Say hello to the Jorō spider (Trichonephila clavata), an arachnid you're likely to be seeing a lot more of in the future if you live on the East Coast of the US.
New research suggests the distinctive black-and-yellow creature – currently flourishing in the state of Georgia – is unlikely to face any barriers in terms of being able to spread. That's based on a detailed comparison with another Georgia resident and fellow invasive species, the golden silk spider (Trichonephila clavipes).
The comparison shows the Jorō has a faster metabolism, a higher heart rate, and more resilience against the cold. Plus, it has already colonized most of its native Japan – a country that has a similar climate to the continental US and sits on approximately the same latitude.
"Just by looking at that, it looks like the Jorōs could probably survive throughout most of the Eastern Seaboard here, which is pretty sobering," says ecologist Andy Davis from the University of Georgia.
Researchers compared the Jorō and golden silk spiders in a few different ways to gauge the former's ability to thrive in the US.
First, researchers looked at how much oxygen the spiders consumed, finding that the Jorō's metabolism is about double that of a golden silk spider. "High metabolism is known to allow, for the growth and activity of spiders during colder temperatures," the researchers explain in their published paper.
Second, the spiders' respective heart rates were analyzed under chilly conditions Researchers placed the spiders on ice for 10 minutes and then measured the spiders' body temperature. The Jorō spiders' heart rates on the ice were about 77 percent higher than their cousins', again indicating an ability to stand up to the cold.
Finally, to determine the spiders' cold resistances, spiders were placed in a freezer that started at around 10 degrees Celsius (50 degrees Fahrenheit) and was gradually chilled to just below freezing over the course of 15 minutes. None of the Jorōs died during this test, though some did experience cold-related injuries. Meanwhile, four of the golden silk spiders died, and another six were also injured by the exposure.

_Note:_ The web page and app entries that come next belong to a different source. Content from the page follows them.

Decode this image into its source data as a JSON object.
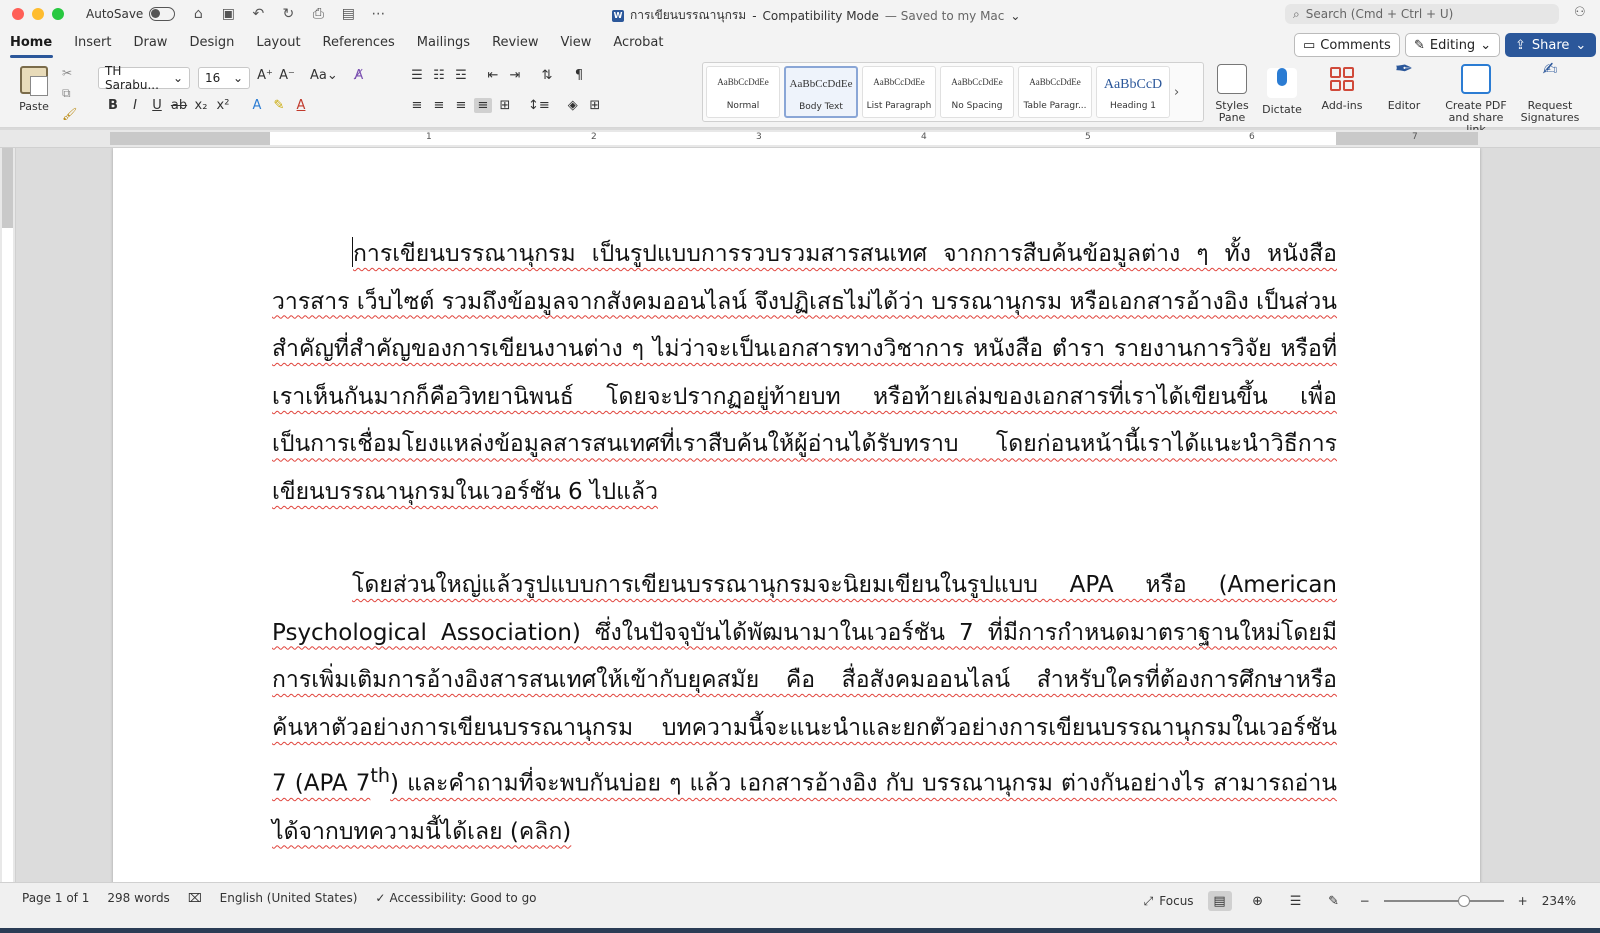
{
  "window": {
    "autosave_label": "AutoSave",
    "doc_title": "การเขียนบรรณานุกรม",
    "mode": "Compatibility Mode",
    "save_status": "— Saved to my Mac",
    "search_placeholder": "Search (Cmd + Ctrl + U)"
  },
  "tabs": [
    "Home",
    "Insert",
    "Draw",
    "Design",
    "Layout",
    "References",
    "Mailings",
    "Review",
    "View",
    "Acrobat"
  ],
  "ribbon_right": {
    "comments": "Comments",
    "editing": "Editing",
    "share": "Share"
  },
  "ribbon": {
    "paste": "Paste",
    "font_name": "TH Sarabu...",
    "font_size": "16",
    "styles": [
      {
        "sample": "AaBbCcDdEe",
        "name": "Normal"
      },
      {
        "sample": "AaBbCcDdEe",
        "name": "Body Text"
      },
      {
        "sample": "AaBbCcDdEe",
        "name": "List Paragraph"
      },
      {
        "sample": "AaBbCcDdEe",
        "name": "No Spacing"
      },
      {
        "sample": "AaBbCcDdEe",
        "name": "Table Paragr..."
      },
      {
        "sample": "AaBbCcD",
        "name": "Heading 1"
      }
    ],
    "styles_pane": "Styles Pane",
    "dictate": "Dictate",
    "addins": "Add-ins",
    "editor": "Editor",
    "create_pdf": "Create PDF and share link",
    "request_sign": "Request Signatures"
  },
  "ruler": {
    "numbers": [
      "1",
      "2",
      "3",
      "4",
      "5",
      "6",
      "7"
    ]
  },
  "document": {
    "para1": "การเขียนบรรณานุกรม เป็นรูปแบบการรวบรวมสารสนเทศ จากการสืบค้นข้อมูลต่าง ๆ ทั้ง หนังสือ วารสาร เว็บไซต์ รวมถึงข้อมูลจากสังคมออนไลน์ จึงปฏิเสธไม่ได้ว่า บรรณานุกรม หรือเอกสารอ้างอิง เป็นส่วนสำคัญที่สำคัญของการเขียนงานต่าง ๆ ไม่ว่าจะเป็นเอกสารทางวิชาการ หนังสือ ตำรา รายงานการวิจัย หรือที่เราเห็นกันมากก็คือวิทยานิพนธ์ โดยจะปรากฏอยู่ท้ายบท หรือท้ายเล่มของเอกสารที่เราได้เขียนขึ้น เพื่อเป็นการเชื่อมโยงแหล่งข้อมูลสารสนเทศที่เราสืบค้นให้ผู้อ่านได้รับทราบ โดยก่อนหน้านี้เราได้แนะนำวิธีการเขียนบรรณานุกรมในเวอร์ชัน 6 ไปแล้ว",
    "para2a": "โดยส่วนใหญ่แล้วรูปแบบการเขียนบรรณานุกรมจะนิยมเขียนในรูปแบบ APA หรือ (American Psychological Association) ซึ่งในปัจจุบันได้พัฒนามาในเวอร์ชัน 7 ที่มีการกำหนดมาตราฐานใหม่โดยมีการเพิ่มเติมการอ้างอิงสารสนเทศให้เข้ากับยุคสมัย คือ สื่อสังคมออนไลน์ สำหรับใครที่ต้องการศึกษาหรือค้นหาตัวอย่างการเขียนบรรณานุกรม บทความนี้จะแนะนำและยกตัวอย่างการเขียนบรรณานุกรมในเวอร์ชัน 7 (APA 7",
    "para2_sup": "th",
    "para2b": ") และคำถามที่จะพบกันบ่อย ๆ แล้ว เอกสารอ้างอิง กับ บรรณานุกรม ต่างกันอย่างไร สามารถอ่านได้จากบทความนี้ได้เลย (คลิก)"
  },
  "status": {
    "page": "Page 1 of 1",
    "words": "298 words",
    "language": "English (United States)",
    "accessibility": "Accessibility: Good to go",
    "focus": "Focus",
    "zoom": "234%"
  },
  "colors": {
    "accent": "#2b579a",
    "spell_underline": "#e0433b"
  }
}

Researchers also used sightings logged in the iNaturalist citizen science project to track how the Jorō spider spread across the Southeastern US from 2015 to 2021 – and it's going at quite a pace.
In the space of around eight years, the team estimates that the area where these arachnids live now includes North Carolina, South Carolina, Tennessee, and Oklahoma, in addition to Georgia. The golden silk spider, by comparison, has been in the southeastern US for 160 years after getting there from Central and South America.
From the trio of tests and the geographical spread, the researchers concluded "that the Jorō spider has a physiology that is more suited to a cooler environment than its congener, which we know is limited to the southeastern USA. Our own freeze-trials alone indicate the golden silk spider cannot withstand even brief freezes, while the Jorō can."
That spread is also helped by the way that Jorōs can use their silks to carry themselves across the wind to new places, a technique called ballooning. The researchers found that hatchlings typically ride to somewhere new after emerging in the spring.
According to the researchers, the first Jorō spiders in the US were likely to have stowed away on shipping containers.
"People should try to learn to live with them," says Davis. "If they're literally in your way, I can see taking a web down and moving them to the side, but they're just going to be back next year."
Fortunately, there's no reason to panic. These spiders – which measure 17-25 mm in size for adult females, and 7-10 mm for adult males – don't pose much of a threat to people or pets. They won't bite unless cornered, and their fangs usually aren't big enough to break through human skin.
And the researchers are keen to point out that Jorōs didn't choose their new life in the United States – they were removed from the natural habitat due to human activities, so we should treat them as guests.
"There's really no reason to go around actively squishing them," says the study's co-author Benjamin Frick from the University of Georgia. "Humans are at the root of their invasion. Don't blame the Jorō spider."
The research has been published in Physiological Entomology.